2nd Sunday of Lent ( A ) 2020
There is a link between Knock and the Transfiguration. It might sound an odd thing to say but both have to do with light. It is a privilege to be here in Knock where many years ago several people saw a vision of Mary, Joseph, John the evangelist and the Lamb of God. Even though it was raining at the time, and hasn’t stopped, they figures were bathed in light. And the seers waited in the rain for two hours until the vision disappeared.
At the Transfiguration it wasn’t raining but there was a similar bright light. The gospel writer describes how Jesus face ‘shone like the sun and his clothes became as bright as the light’. No wonder the three disciples were mesmerized as were the Knock visionaries: this isn’t something you see every day. It’s Peter, speaking for the others, who says to Jesus “it is wonderful to be here; if you wish I will make three tents here, one for you, one for Moses and one for Elijah.’ I suspect that the Knock visionaries would have stayed a lot longer too had the vision not disappeared. Similarly, you remember how Bernadette of Lourdes went back time and again to the Grotto. It was wonderful to be there.
Jesus doesn’t take up Peter’s offer. He wanted to build three tents. A tent is what you construct when you intend to stay somewhere. Peter and the other disciples were happy to be there; they were more than happy, they were out of their minds with happiness. This was heaven on earth. No wonder they wanted to stay there. But Jesus takes them down the mountain. He didn’t want them to stay on the mountain top but to return to the market place, in other words to the real world. Another way of describing this is to say: Jesus took them out of their comfort zone.
There’s an even better example of leaving your comfort zone in the first reading; God tells Abraham to leave his country, family and go to a far-away place he didn’t know.

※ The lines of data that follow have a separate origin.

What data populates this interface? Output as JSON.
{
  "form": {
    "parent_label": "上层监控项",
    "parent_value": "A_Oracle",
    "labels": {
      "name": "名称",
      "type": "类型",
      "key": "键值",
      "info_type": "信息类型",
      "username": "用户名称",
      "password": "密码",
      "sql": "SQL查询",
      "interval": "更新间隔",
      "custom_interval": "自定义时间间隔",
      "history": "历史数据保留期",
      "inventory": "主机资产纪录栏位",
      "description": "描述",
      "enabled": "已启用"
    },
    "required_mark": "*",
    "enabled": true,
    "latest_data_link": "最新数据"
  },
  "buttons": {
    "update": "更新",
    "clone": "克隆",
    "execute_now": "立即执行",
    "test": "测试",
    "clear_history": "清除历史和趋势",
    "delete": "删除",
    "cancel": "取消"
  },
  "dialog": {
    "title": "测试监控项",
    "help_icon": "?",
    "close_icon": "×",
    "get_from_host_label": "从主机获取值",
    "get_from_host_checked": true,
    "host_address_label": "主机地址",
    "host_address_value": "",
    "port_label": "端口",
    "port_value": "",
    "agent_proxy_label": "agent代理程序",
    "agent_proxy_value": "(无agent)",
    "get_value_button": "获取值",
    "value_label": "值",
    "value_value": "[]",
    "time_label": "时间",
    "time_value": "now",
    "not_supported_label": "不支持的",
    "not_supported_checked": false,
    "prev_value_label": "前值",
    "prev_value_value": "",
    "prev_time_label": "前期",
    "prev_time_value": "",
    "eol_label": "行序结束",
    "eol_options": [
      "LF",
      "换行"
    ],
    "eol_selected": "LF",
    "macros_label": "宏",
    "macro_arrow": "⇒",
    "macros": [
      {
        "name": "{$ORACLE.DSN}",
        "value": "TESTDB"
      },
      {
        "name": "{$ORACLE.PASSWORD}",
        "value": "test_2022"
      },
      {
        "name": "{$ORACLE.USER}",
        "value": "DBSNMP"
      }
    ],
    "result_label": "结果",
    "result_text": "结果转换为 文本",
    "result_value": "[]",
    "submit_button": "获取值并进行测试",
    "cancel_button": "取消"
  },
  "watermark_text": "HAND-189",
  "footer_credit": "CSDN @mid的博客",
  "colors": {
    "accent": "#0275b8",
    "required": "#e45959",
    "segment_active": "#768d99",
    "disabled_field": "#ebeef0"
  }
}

I don’t know if any of you have lived in far-away places but it can be a challenging experience. You don’t know the language and for the first months you speak like a child, it’s humiliating; the food is different, customs are different. All your family and friends are so far away. You can feel terribly lonely at times. But what does God tell Abraham in order to encourage him to say “yes”; He tells Abraham; “I will bless you and make your name famous… All the tribes of the earth shall bless themselves by you.” So Abraham has a choice, remain in his comfort zone and do good work, or go out of his comfort zone and do extraordinary things for God.
In life God sometimes asks us to step outside our comfort zones. Like the 3 disciples on the mountain, like Abraham, it isn’t easy to say “yes” to God. If it was easy then more people would do it. Abraham could have said to God: “I’m not very well. I’ve got a doctor’s certificate to prove it.” Or, “why are you asking me? Why not ask someone else; I’m too old to be doing such a thing. Besides, God, you ask anyone and they’ll tell you I’m doing a good job here, so why take me away from it”. Abraham could have said these things but he didn’t. He put his faith in God and stepped out of his comfort zone and as a result achieved greatness.
There is a temptation in life to remain where we feel most comfortable. Peter, James and John wanted to remain on the mountain: “Jesus, we are happy here. We’ll stay if you don’t mind. Thanks very much. Give our regards to the folks back home”. But Jesus challenges them to come down the mountain and back into the market place, into the real world. As a result they became saints; they became the pillars of the Church.
Jesus calls each and every one of us to greatness, to holiness: it’s not the preserve of St Teresa of Avila, John of the Cross, or Therese of Lisieux. But in order to achieve this we shall have to leave our comfort zones. It won’t be like Abraham, to go to a foreign land. It usually isn’t anything so dramatic. No, God isn’t like that. But He does challenge us to grow. Wasn’t it Saint John Henry Newman who said “to change is to grow and to become perfect is to have changed often”. We were called to Carmel to change; to become what God wants us to be, which is far greater then we can imagine. We were called to do great things for the Church and the world.